─── INPUT FOR THIS TASK ───

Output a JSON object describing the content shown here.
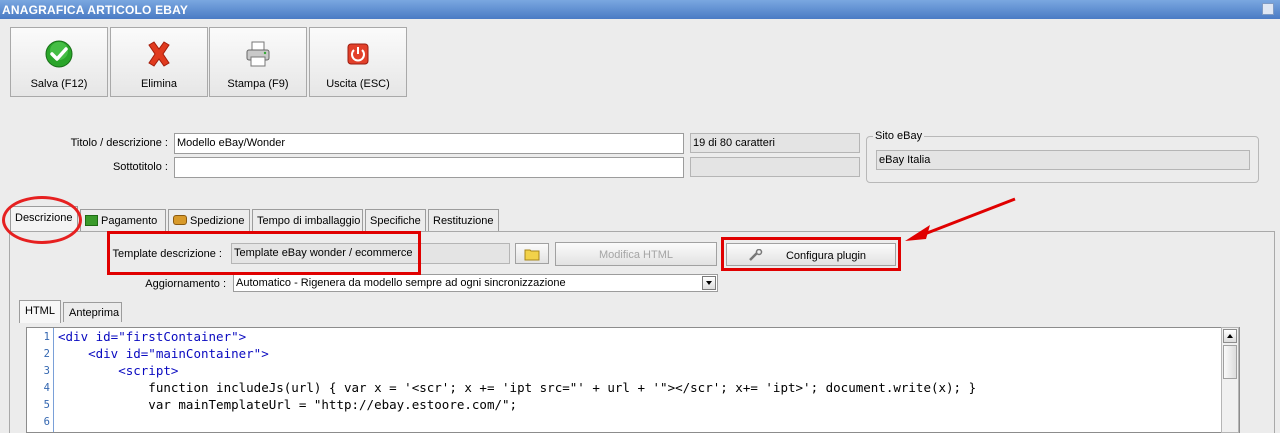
{
  "window": {
    "title": "ANAGRAFICA ARTICOLO EBAY"
  },
  "toolbar": {
    "save_label": "Salva (F12)",
    "delete_label": "Elimina",
    "print_label": "Stampa (F9)",
    "exit_label": "Uscita (ESC)"
  },
  "form": {
    "title_label": "Titolo / descrizione :",
    "title_value": "Modello eBay/Wonder",
    "char_count": "19 di 80 caratteri",
    "subtitle_label": "Sottotitolo :",
    "subtitle_value": "",
    "site_group_label": "Sito eBay",
    "site_value": "eBay Italia"
  },
  "tabs": [
    {
      "label": "Descrizione",
      "active": true
    },
    {
      "label": "Pagamento"
    },
    {
      "label": "Spedizione"
    },
    {
      "label": "Tempo di imballaggio"
    },
    {
      "label": "Specifiche"
    },
    {
      "label": "Restituzione"
    }
  ],
  "description": {
    "template_label": "Template descrizione :",
    "template_value": "Template eBay wonder / ecommerce",
    "edit_html_label": "Modifica HTML",
    "configure_plugin_label": "Configura plugin",
    "update_label": "Aggiornamento :",
    "update_value": "Automatico - Rigenera da modello sempre ad ogni sincronizzazione"
  },
  "subtabs": [
    {
      "label": "HTML",
      "active": true
    },
    {
      "label": "Anteprima"
    }
  ],
  "editor": {
    "line_numbers": [
      "1",
      "2",
      "3",
      "4",
      "5",
      "6"
    ],
    "lines": [
      "<div id=\"firstContainer\">",
      "    <div id=\"mainContainer\">",
      "        <script>",
      "            function includeJs(url) { var x = '<scr'; x += 'ipt src=\"' + url + '\"></scr'; x+= 'ipt>'; document.write(x); }",
      "            var mainTemplateUrl = \"http://ebay.estoore.com/\";",
      ""
    ]
  },
  "colors": {
    "annotation_red": "#e00000",
    "titlebar": "#4a7bc4"
  }
}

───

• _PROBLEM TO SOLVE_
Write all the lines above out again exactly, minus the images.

• _ANSWER BELOW_
Output a JSON object describing the content shown here.
{
  "window": {
    "title": "ANAGRAFICA ARTICOLO EBAY"
  },
  "toolbar": {
    "save_label": "Salva (F12)",
    "delete_label": "Elimina",
    "print_label": "Stampa (F9)",
    "exit_label": "Uscita (ESC)"
  },
  "form": {
    "title_label": "Titolo / descrizione :",
    "title_value": "Modello eBay/Wonder",
    "char_count": "19 di 80 caratteri",
    "subtitle_label": "Sottotitolo :",
    "subtitle_value": "",
    "site_group_label": "Sito eBay",
    "site_value": "eBay Italia"
  },
  "tabs": [
    {
      "label": "Descrizione",
      "active": true
    },
    {
      "label": "Pagamento"
    },
    {
      "label": "Spedizione"
    },
    {
      "label": "Tempo di imballaggio"
    },
    {
      "label": "Specifiche"
    },
    {
      "label": "Restituzione"
    }
  ],
  "description": {
    "template_label": "Template descrizione :",
    "template_value": "Template eBay wonder / ecommerce",
    "edit_html_label": "Modifica HTML",
    "configure_plugin_label": "Configura plugin",
    "update_label": "Aggiornamento :",
    "update_value": "Automatico - Rigenera da modello sempre ad ogni sincronizzazione"
  },
  "subtabs": [
    {
      "label": "HTML",
      "active": true
    },
    {
      "label": "Anteprima"
    }
  ],
  "editor": {
    "line_numbers": [
      "1",
      "2",
      "3",
      "4",
      "5",
      "6"
    ],
    "lines": [
      "<div id=\"firstContainer\">",
      "    <div id=\"mainContainer\">",
      "        <script>",
      "            function includeJs(url) { var x = '<scr'; x += 'ipt src=\"' + url + '\"></scr'; x+= 'ipt>'; document.write(x); }",
      "            var mainTemplateUrl = \"http://ebay.estoore.com/\";",
      ""
    ]
  },
  "colors": {
    "annotation_red": "#e00000",
    "titlebar": "#4a7bc4"
  }
}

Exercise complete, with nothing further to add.